Once you have applied, it shouldn’t take the Department of Health more than 15 days to issue a card if you qualify. Once you receive your Medical Cannabis Patient Card, it is valid for up to 30 days initially, then six months. You will need to renew the card every six months and pay a fee each time.

Step 4 – Use Your MMJ Card

Once you have the MMJ card, you can only purchase, possess, transport, and use weed in a medicinal dosage form. You need to keep your card on you at all times if you are in possession of marijuana, and are not allowed to use it in public barring an emergency.

What are the Qualifying Conditions Required to get a Medical Marijuana Card in Utah?

According to the medical marijuana law, the following conditions are approved:

  • PTSD
  • Autism
  • Epilepsy/debilitating seizures
  • Ulcerative colitis or Crohn’s disease
  • Cachexia
  • Cancer
  • Alzheimer’s disease
  • Persistent nausea unrelated to pregnancy
  • Multiple sclerosis
  • Terminal illness with less than six months to live
  • Any condition which affects less than 200,000 people in America
  • Any condition which causes the patient to require hospice care
  • Any patient approved by the Compassionate Use Board that doesn’t have a medical condition on the list
  • Chronic and severe pain lasting longer than 14 days if a non-opioid prescription or a physical intervention such as chiropractic care doesn’t work.
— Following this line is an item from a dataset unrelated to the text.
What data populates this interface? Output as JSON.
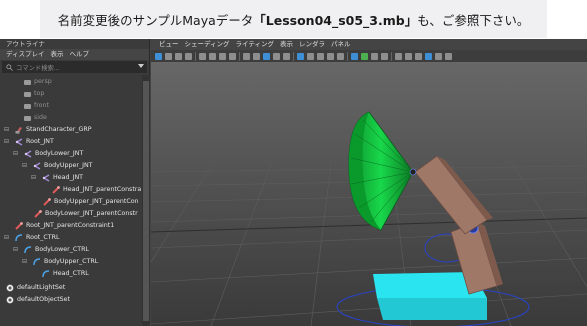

What are Medical Cannabis Card Costs in Utah?

Try as we might, we were unable to find hard evidence of the likely fees associated with getting an MMJ card in Utah. Going by other states, we expect a fee of between $50 and $100 to apply and $200-$300 for a doctor’s consultation. You can be fined $100 for not having your card if in possession of weed, or for not having your cannabis properly labeled.

Other Important Information on the Utah Medical Marijuana License Process

Once you finally get your hands on a Utah MMJ Card, you should be able to purchase a maximum of two ounces of unprocessed medical cannabis with a maximum of 10 grams of THC in a 14-day period.

According to the existing Act, if you have an MMJ card and live more than 100 miles from a dispensary, you will be legally allowed to grow a maximum of six plants for your own use. In this case, your plants need to be grown within a locked and enclosed space not in view from any public place and must be grown outdoors. We have bad news if you live within 600 feet of a community location or 300 feet of another home; you can’t grow weed!

The terms of Proposition 2 also state that you are not allowed to use cannabis in a way that causes combustion at a temperature of above 750 degrees Fahrenheit. This is due to a 2017 study by Portland University which states that smoking weed at temperatures above 750 degrees releases harmful carcinogens. If that part of the law holds, it means you can’t smoke a joint and will need to use a vaporizer instead.

While you may have to wait until March 2020 to get your MMJ card, if you are caught in possession of weed without a card before July 1, 2020, and can prove you would be eligible, you are given “an affirmative defense to criminal charges.” You can also defend yourself against criminal charges for weed possession by saying you are not a Utah resident or have lived in the state for less than 45 days.

If the ‘one dispensary per county per 150,000 people’ rule is followed, there will be a total of 20 in Utah. There will be two apiece in Washington County and Weber County, three in Davis County, five in Utah County, and eight in Salt Lake County.